Firstly, the shallots, which are abundant right now. We’re going to make a puree as a way of getting through a glut of shallots, ensuring that every grain of rice is flavoured in our risotto and every on-the-turn shallot in our vegetable draw is used up.

To make that puree, thinly slice six (or so) shallots, then sweat them gently in a knob of butter, a pinch of sugar and a pinch of salt, making sure not to colour. After around half an hour, add a glug of double cream and blend into a puree using a hand blender or a food processor. Pass the mixture through a sieve so the puree is super smooth; we want our risotto to be creamy and luscious! Keep warm in a pan.

Peel a pear and cut into small cubes or longer, pear-shaped single slices. Sprinkle them with a little sugar and caramelise in foaming butter, making sure they don’t turn into mush. Set aside on a paper towel.

Next, take a wide, deep pan and add a splash of rapeseed oil. Introduce a finely diced shallot and a whole clove of garlic, halved to the pan. You don’t want any colour here, just to gently cook both (you’ll remove the garlic at the end).

Next, add your risotto rice and toast it. Although toast is the term, you don’t want a deep brown colour; rather, you just want to bring out the nutty characteristic already present in the grain. Once the requisite aroma fills the air and a gentle colouring is achieved, deglaze the pan with a good glug of something acidic; white wine is most common, but champagne, beer and even vinegar also serve a similar function.
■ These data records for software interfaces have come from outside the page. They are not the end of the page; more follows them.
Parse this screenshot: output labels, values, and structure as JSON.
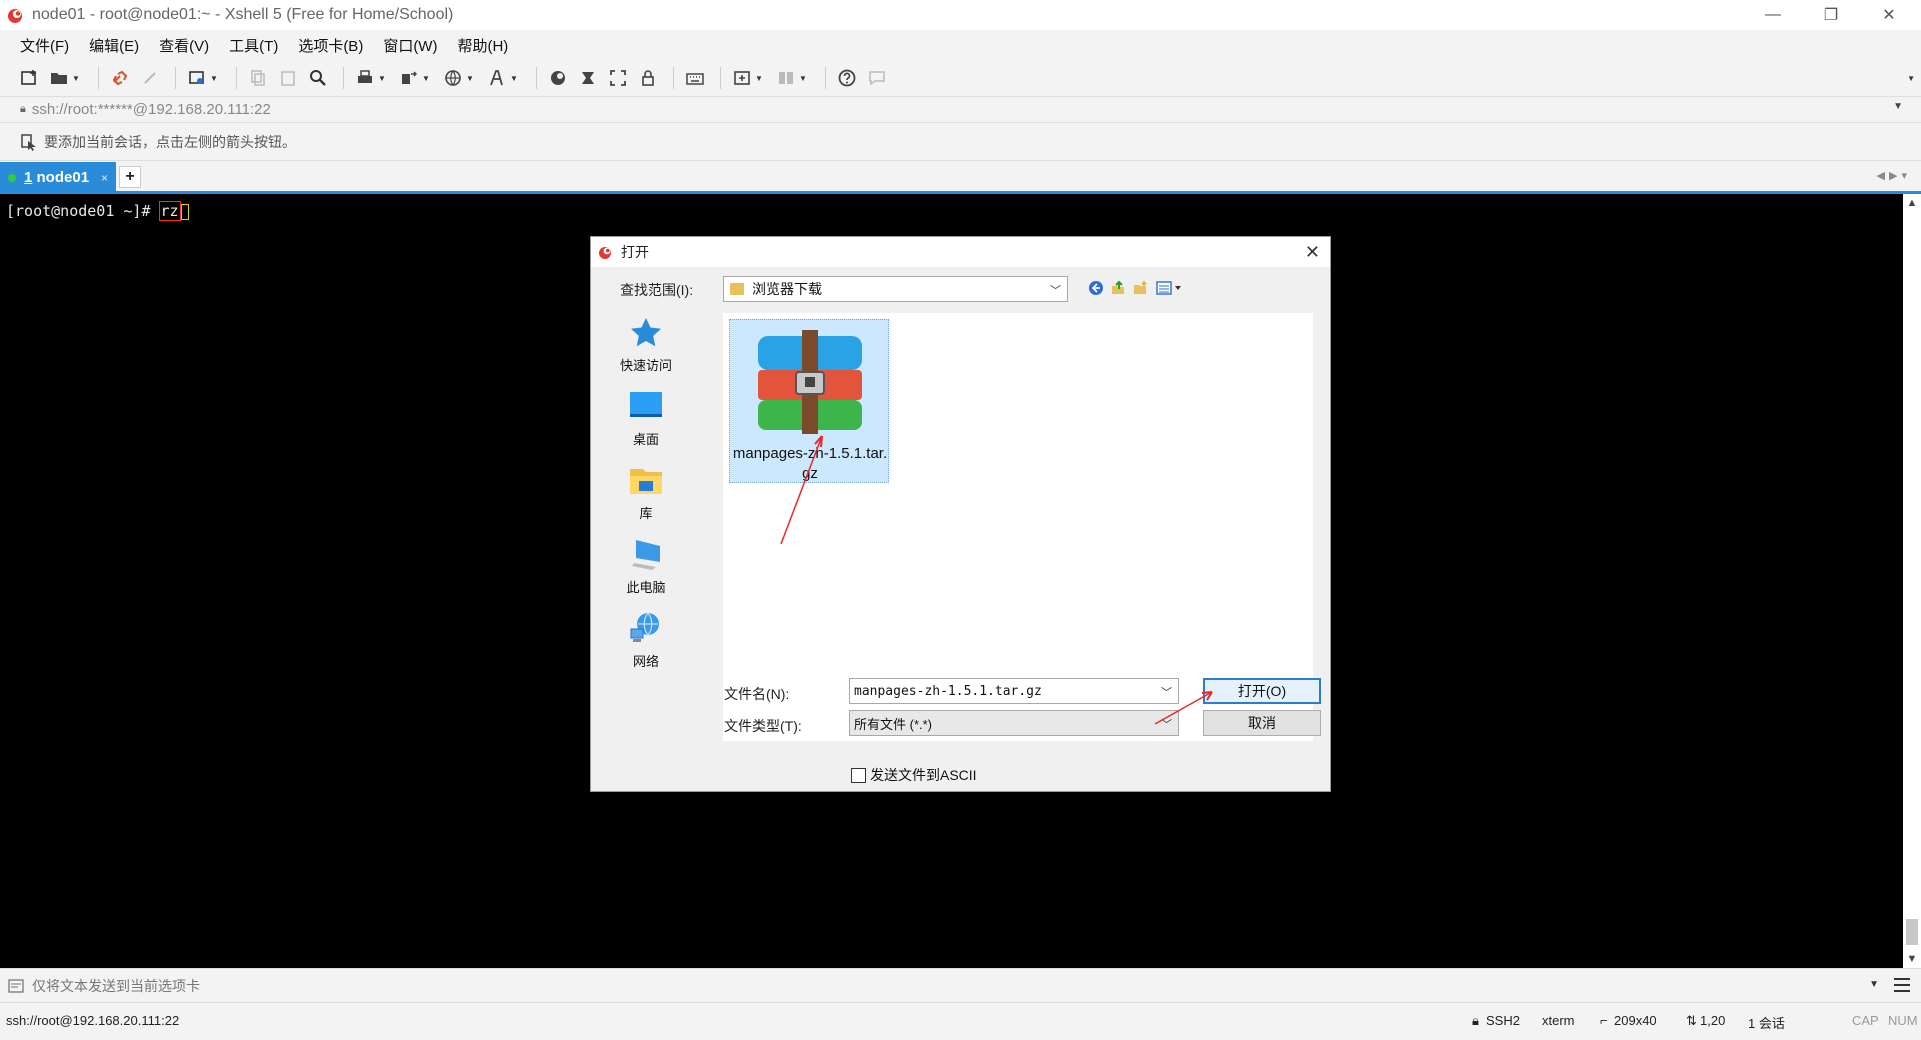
{
  "window": {
    "title": "node01 - root@node01:~ - Xshell 5 (Free for Home/School)",
    "minimize": "—",
    "restore": "❐",
    "close": "✕"
  },
  "menu": [
    "文件(F)",
    "编辑(E)",
    "查看(V)",
    "工具(T)",
    "选项卡(B)",
    "窗口(W)",
    "帮助(H)"
  ],
  "address": {
    "url": "ssh://root:******@192.168.20.111:22"
  },
  "tip": {
    "text": "要添加当前会话，点击左侧的箭头按钮。"
  },
  "tabs": [
    {
      "number": "1",
      "label": "node01",
      "close": "×",
      "active": true
    }
  ],
  "terminal": {
    "prompt": "[root@node01 ~]# ",
    "command": "rz"
  },
  "dialog": {
    "title": "打开",
    "look_in_label": "查找范围(I):",
    "look_in_value": "浏览器下载",
    "places": [
      {
        "label": "快速访问",
        "icon": "star-icon"
      },
      {
        "label": "桌面",
        "icon": "desktop-icon"
      },
      {
        "label": "库",
        "icon": "library-icon"
      },
      {
        "label": "此电脑",
        "icon": "computer-icon"
      },
      {
        "label": "网络",
        "icon": "network-icon"
      }
    ],
    "file": {
      "name": "manpages-zh-1.5.1.tar.gz",
      "icon": "archive-icon"
    },
    "filename_label": "文件名(N):",
    "filename_value": "manpages-zh-1.5.1.tar.gz",
    "filetype_label": "文件类型(T):",
    "filetype_value": "所有文件 (*.*)",
    "open_button": "打开(O)",
    "cancel_button": "取消",
    "ascii_label": "发送文件到ASCII",
    "ascii_checked": false
  },
  "sendbar": {
    "text": "仅将文本发送到当前选项卡"
  },
  "status": {
    "connection": "ssh://root@192.168.20.111:22",
    "protocol": "SSH2",
    "terminal": "xterm",
    "size": "209x40",
    "position": "1,20",
    "sessions": "1 会话",
    "cap": "CAP",
    "num": "NUM"
  },
  "colors": {
    "accent": "#2a8cd8",
    "annotation": "#e8282a",
    "selection": "#cce8ff"
  }
}
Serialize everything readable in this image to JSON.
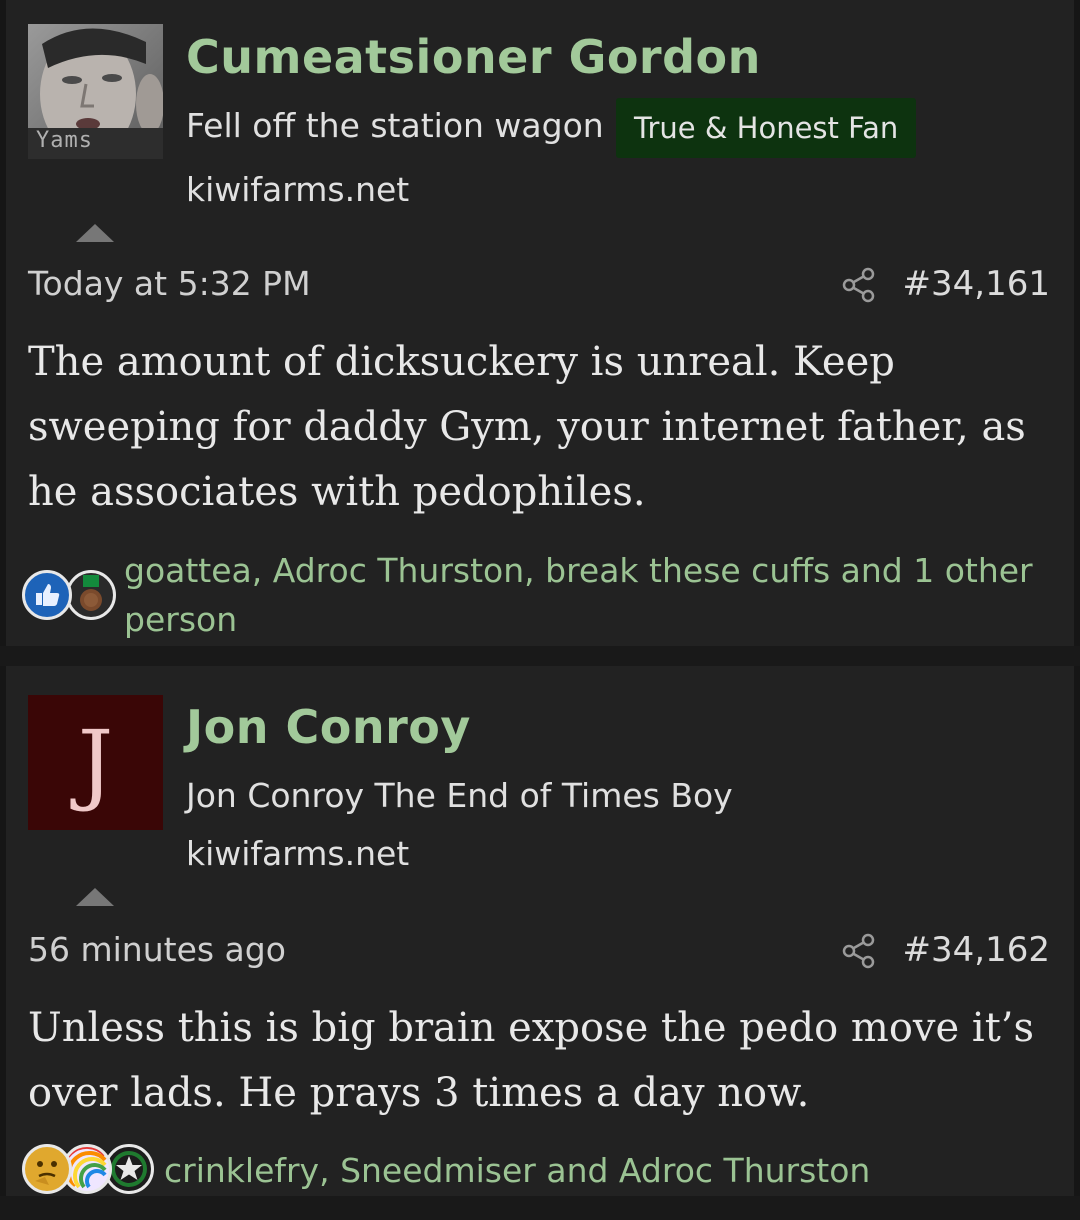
{
  "posts": [
    {
      "username": "Cumeatsioner Gordon",
      "user_title": "Fell off the station wagon",
      "badge": "True & Honest Fan",
      "site": "kiwifarms.net",
      "avatar_caption": "Yams",
      "time": "Today at 5:32 PM",
      "post_number": "#34,161",
      "body": "The amount of dicksuckery is unreal. Keep sweeping for daddy Gym, your internet father, as he associates with pedophiles.",
      "reaction_icons": [
        "thumbs-up-icon",
        "medal-icon"
      ],
      "reactions": "goattea, Adroc Thurston, break these cuffs and 1 other person"
    },
    {
      "username": "Jon Conroy",
      "user_title": "Jon Conroy The End of Times Boy",
      "site": "kiwifarms.net",
      "avatar_letter": "J",
      "time": "56 minutes ago",
      "post_number": "#34,162",
      "body": "Unless this is big brain expose the pedo move it’s over lads. He prays 3 times a day now.",
      "reaction_icons": [
        "thinking-face-icon",
        "rainbow-icon",
        "star-badge-icon"
      ],
      "reactions": "crinklefry, Sneedmiser and Adroc Thurston"
    }
  ],
  "colors": {
    "background": "#161616",
    "post_background": "#222222",
    "username": "#a2c99a",
    "badge_bg": "#0d330f",
    "reaction_link": "#9bc393",
    "avatar_j_bg": "#3a0606",
    "avatar_j_letter": "#f0c8c8"
  }
}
Wait for the liquid to evaporate while stirring.

Warm a good couple of litres of vegetable stock, and gradually add it, ladle by ladle to your rice, stirring constantly to release starch. This should take around 15 minutes, but check the rice from time to time; it should have a tiny bit of bite but be cooked through, and as a whole, the rice mixture should be creamy.
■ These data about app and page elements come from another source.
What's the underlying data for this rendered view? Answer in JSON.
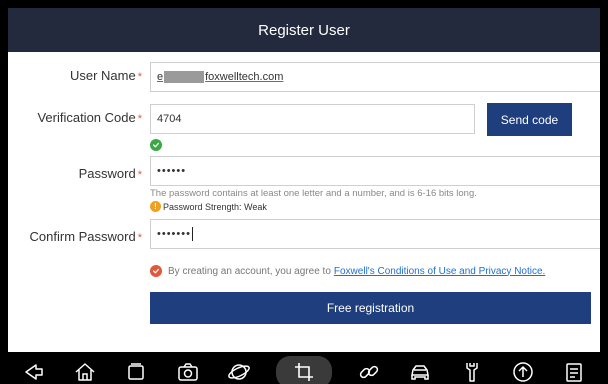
{
  "header": {
    "title": "Register User"
  },
  "form": {
    "user_name": {
      "label": "User Name",
      "value_prefix": "e",
      "value_domain": "foxwelltech.com"
    },
    "verification_code": {
      "label": "Verification Code",
      "value": "4704",
      "send_label": "Send code"
    },
    "password": {
      "label": "Password",
      "value": "••••••",
      "hint": "The password contains at least one letter and a number, and is 6-16 bits long.",
      "strength": "Password Strength: Weak"
    },
    "confirm_password": {
      "label": "Confirm Password",
      "value": "•••••••"
    },
    "required_mark": "*",
    "agreement": {
      "text": "By creating an account, you agree to",
      "link": "Foxwell's Conditions of Use and Privacy Notice."
    },
    "register_label": "Free registration"
  },
  "navbar": {
    "items": [
      "back-icon",
      "home-icon",
      "recent-apps-icon",
      "camera-icon",
      "browser-icon",
      "crop-icon",
      "link-icon",
      "car-icon",
      "wrench-icon",
      "upload-icon",
      "document-icon"
    ],
    "active": "crop-icon"
  },
  "colors": {
    "header_bg": "#232a3d",
    "button_bg": "#1f3e7e",
    "required": "#e05a3a",
    "success": "#39a845",
    "warning": "#f0a020",
    "link": "#1f6fd1"
  }
}
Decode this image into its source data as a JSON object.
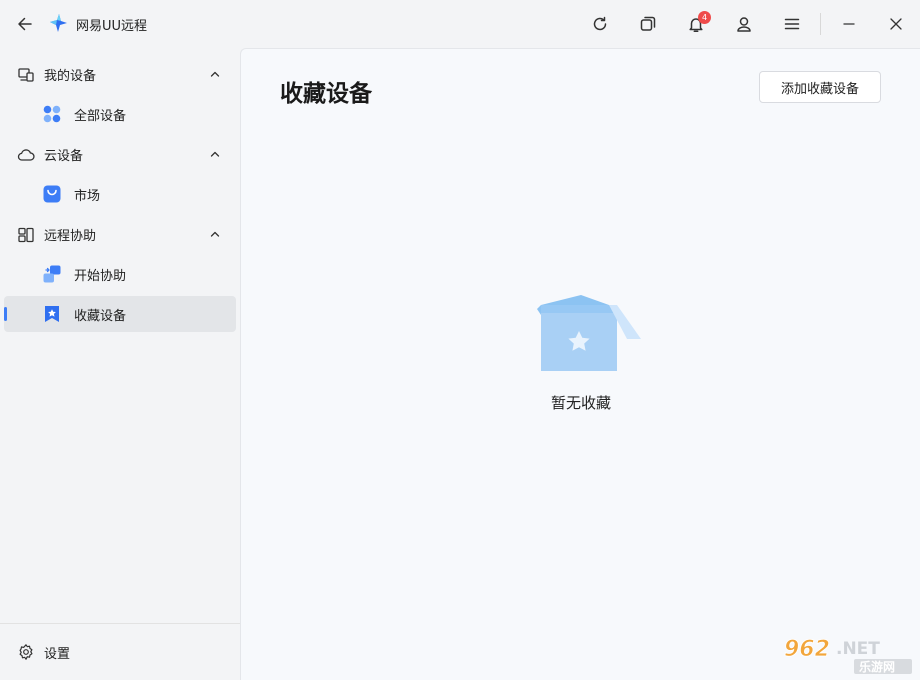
{
  "titlebar": {
    "title": "网易UU远程",
    "notification_count": "4",
    "icons": [
      "back-arrow-icon",
      "refresh-icon",
      "windows-icon",
      "bell-icon",
      "user-icon",
      "menu-icon",
      "minimize-icon",
      "close-icon"
    ]
  },
  "sidebar": {
    "groups": [
      {
        "label": "我的设备",
        "icon": "devices-icon",
        "expanded": true,
        "items": [
          {
            "label": "全部设备",
            "icon": "all-devices-icon"
          }
        ]
      },
      {
        "label": "云设备",
        "icon": "cloud-icon",
        "expanded": true,
        "items": [
          {
            "label": "市场",
            "icon": "market-bag-icon"
          }
        ]
      },
      {
        "label": "远程协助",
        "icon": "remote-assist-icon",
        "expanded": true,
        "items": [
          {
            "label": "开始协助",
            "icon": "start-assist-icon"
          },
          {
            "label": "收藏设备",
            "icon": "bookmark-star-icon",
            "active": true
          }
        ]
      }
    ],
    "settings_label": "设置"
  },
  "main": {
    "title": "收藏设备",
    "add_button": "添加收藏设备",
    "empty_text": "暂无收藏"
  },
  "watermark": {
    "brand": "962.NET",
    "subtitle": "乐游网"
  },
  "colors": {
    "accent": "#3d7df6",
    "badge": "#ef4b4b",
    "sidebar_bg": "#f3f4f6",
    "main_bg": "#f7f9fc",
    "active_bg": "#e3e5e8",
    "illustration": "#a9d0f5"
  }
}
Take your pan off the heat, and stir in your warm shallot puree. Then, beat in a few cubes of cold butter and a grating of parmesan. Finish with your cubes or slices of pear and a few crumbles of blue cheese; gorgonzola dolce is ideal. For a final flourish, a sprinkling of toasted walnuts adds crunch and intrigue.
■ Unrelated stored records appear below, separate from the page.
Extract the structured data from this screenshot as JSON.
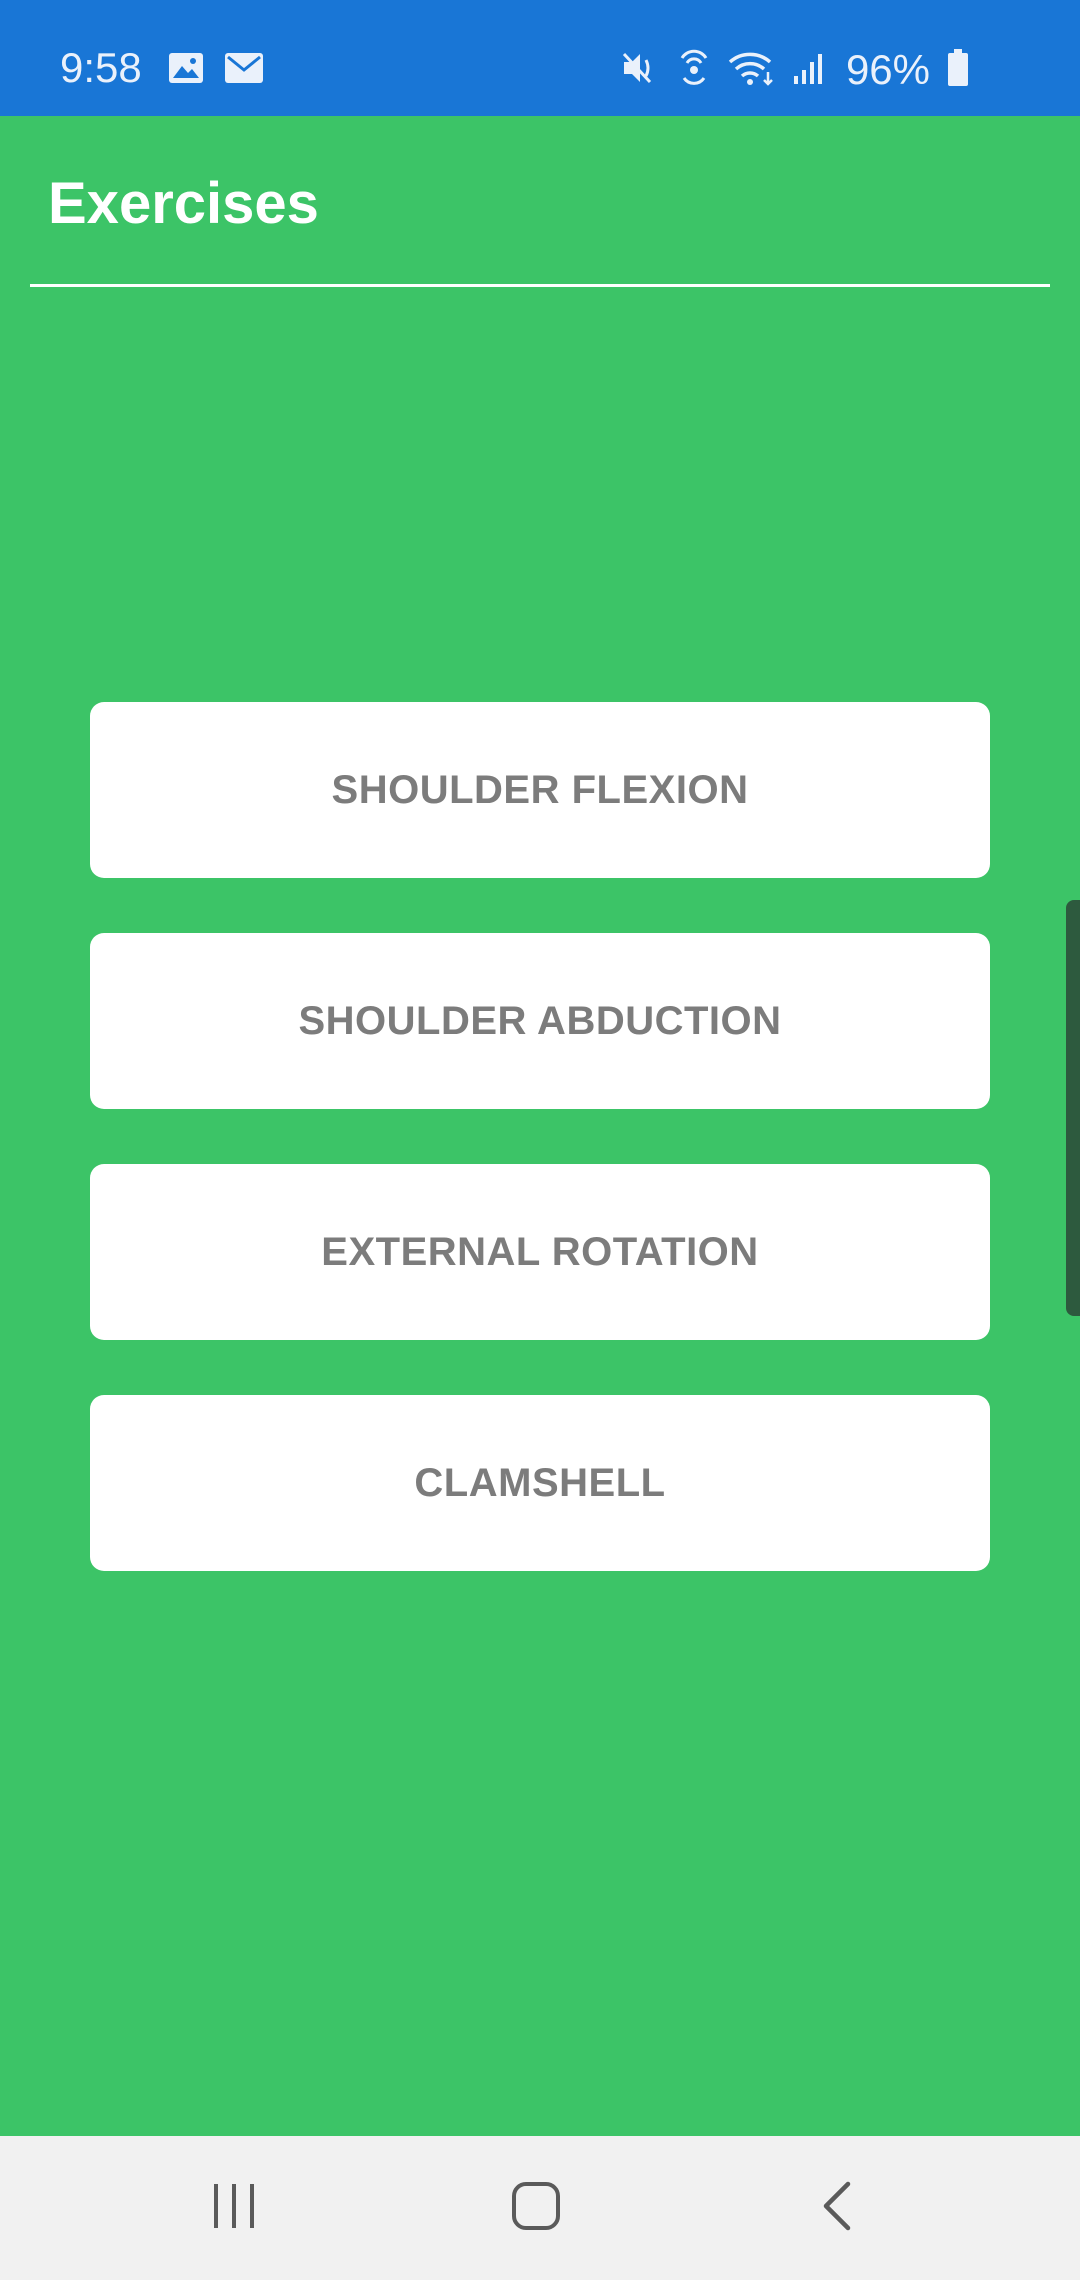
{
  "status_bar": {
    "time": "9:58",
    "battery_percent": "96%",
    "left_icons": [
      "gallery-icon",
      "mail-icon"
    ],
    "right_icons": [
      "mute-icon",
      "hotspot-icon",
      "wifi-icon",
      "signal-icon",
      "battery-icon"
    ],
    "background_color": "#1976d6"
  },
  "header": {
    "title": "Exercises"
  },
  "exercises": [
    {
      "label": "SHOULDER FLEXION"
    },
    {
      "label": "SHOULDER ABDUCTION"
    },
    {
      "label": "EXTERNAL ROTATION"
    },
    {
      "label": "CLAMSHELL"
    }
  ],
  "colors": {
    "app_background": "#3cc467",
    "button_background": "#ffffff",
    "button_text": "#7c7c7c",
    "nav_background": "#f1f1f1"
  },
  "nav_bar": {
    "buttons": [
      "recent-apps-icon",
      "home-icon",
      "back-icon"
    ]
  }
}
Do check out these 7 steps to the best risotto for more tips!


Anchovies, chilli, dark green leaves and pasta…could there be a more holy bowl-based alchemy? Kale is cheap, oh-so healthy and superb at this time of year, making it the obvious choice for this dish. 

Get your pasta water boiling in a deep pan with plenty of salt, and when it’s rolling, add your fusilli. Set a timer for ten minutes, or according to the packet’s instructions.

In a frying pan, in plenty of olive oil, gently sauté thin slices of garlic, thinly sliced red chilli, and a couple of fillets of anchovy (tinned, in olive oil), making sure that the garlic doesn’t burn. 

After around five minutes, add shredded kale to the sauté pan and gently fry until tender. Once your pasta is done, transfer the fusilli into the sauté pan, bringing a good glug of the pasta water with it into the pan, too. Give the pasta and kale mix a really good toss to emulsify the oil and pasta water into a luscious sauce. Finally, top with freshly grated parmesan. 

If you’re keen to add some extra protein, this dish works well with poached then sliced chicken breast.


The early months of the year see root vegetables taking centre stage, and so too can this gratin when paired with red cabbage or even some glazed chicory. Alternatively, this root vegetable gratin can work as a side dish to roast beef. Oh, the possibilities!

To make the gratin, first warm some double cream and milk (3:2 ratio) on the stove. Crush a couple of cloves of garlic finely, and add them to the pan to infuse.

Thinly slice parsnip, turnip and swede (celeriac would work well here, too), as well as some potato, on a mandolin. Layer up your root vegetable slices in a large, shallow dish, seasoning each layer lightly with salt and pepper, and when complete, pour over the cream and milk mixture.

Top with grated parmesan, cover with foil and bake in a 180°C oven for around an hour (check with a knife that the vegetables are tender), removing the foil for the last 20 minutes to ensure a golden top. 

For more midweek dinner ideas which are thrifty, healthy and filling, check out these 5 quick and easy pasta dinners.

Joseph Gann
Chef and food writer, with an interest in mental health and mindfulness

Related Articles